Wow. It doesn’t take long for a blog to get neglected, does it? Let’s make an easy transition back in and start with a listicle. Here I am going list 5 books that we like which are suited to the 3–6 age range and encourage abstract thinking. This won’t be your typical reading experience. There will be a lot of interruptions, questions, and dialogue. It’ll be fun.
In My Heart: A Book of Feelings
The kids seem to like the novelty of the heart cut-outs, but they also enjoy the imagery the author instills for each emotion experienced by the sole character. The melodic flow makes it easy and fun to read as well. The books ends with a question, “how does your heart feel?” and I always get an interesting answer.
This is Not a Book

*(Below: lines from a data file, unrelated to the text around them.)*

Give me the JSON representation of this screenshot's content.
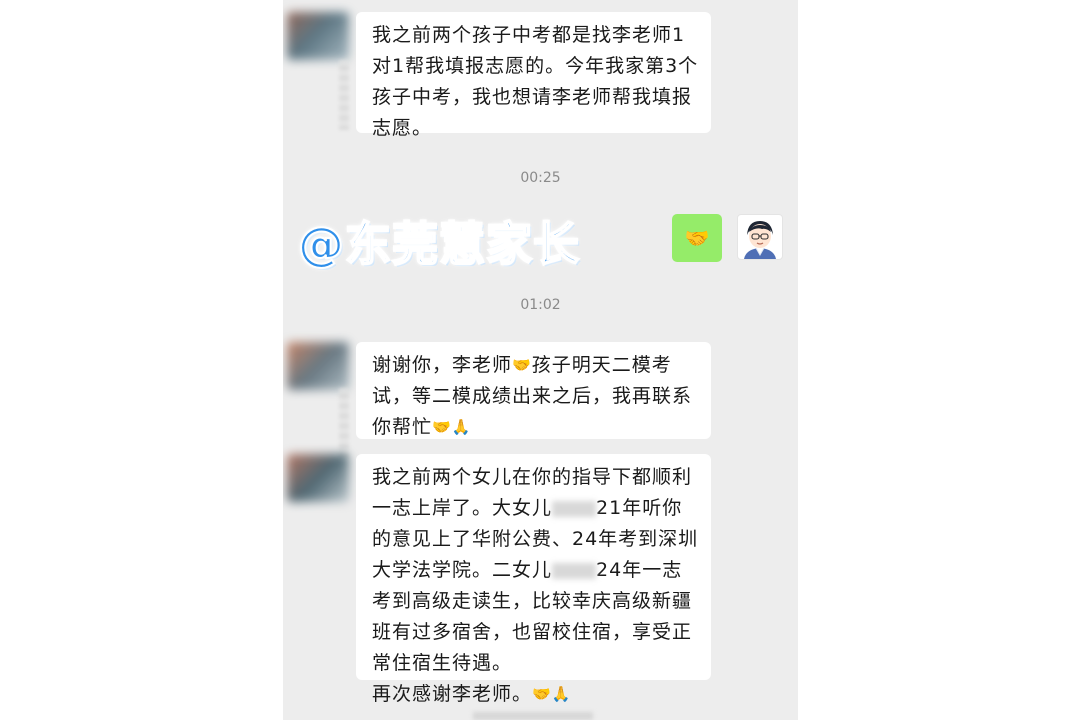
{
  "chat": {
    "messages": [
      {
        "text": "我之前两个孩子中考都是找李老师1对1帮我填报志愿的。今年我家第3个孩子中考，我也想请李老师帮我填报志愿。"
      },
      {
        "time": "00:25"
      },
      {
        "watermark": "@东莞慧家长",
        "reply_emoji": "🤝"
      },
      {
        "time": "01:02"
      },
      {
        "part1": "谢谢你，李老师",
        "emoji1": "🤝",
        "part2": "孩子明天二模考试，等二模成绩出来之后，我再联系你帮忙",
        "emoji2": "🤝🙏"
      },
      {
        "part1": "我之前两个女儿在你的指导下都顺利一志上岸了。大女儿",
        "part2": "21年听你的意见上了华附公费、24年考到深圳大学法学院。二女儿",
        "part3": "24年一志考到高级走读生，比较幸庆高级新疆班有过多宿舍，也留校住宿，享受正常住宿生待遇。",
        "thanks": "再次感谢李老师。",
        "emoji": "🤝🙏"
      }
    ]
  },
  "colors": {
    "chat_background": "#ededed",
    "bubble_white": "#ffffff",
    "bubble_green": "#95ec69",
    "watermark_blue": "#2f8fea",
    "time_gray": "#8a8a8a"
  },
  "icons": {
    "left_avatar": "blurred-avatar",
    "right_avatar": "cartoon-boy-avatar",
    "reply": "handshake-emoji"
  }
}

book (bʊk), noun: a written or printed work consisting of pages glued or sewn together along one side and bound in covers.
So this is a book. But your kids might argue with you on that. I often catch them “reading” this one on their own, even the ones who can’t read. It’s hard to describe. Just get it.
This might be for a little bit older audience, but it works for the younger ones in small spurts. It is book full of personal, intriguing questions accompanied by a photography or drawing. For example, one page asks, “Have you ever been really alone?” and there is a picture of a child under a tree staring up at the sky. Sometimes they just describe the picture or say “I don’t know”. Occasionally you get a interesting answer and learn something you maybe didn’t know about your child.
The Curious Guide to Things That Aren’t
For each letter of the alphabet, an idea or non-material thing is first described with clues. The reader must guess before it is revealed and described with a scientifically accurate explanation. For example, D is for Darkness. It is first described cryptically by where you can find it (a cave) and what makes it go away (flashlight).
The Book With No Pictures
I don’t get it. I mean, I can see why the first 10 times are funny. But over and over again, really? And now you are reading these words because that’s how blogs work. BLORK.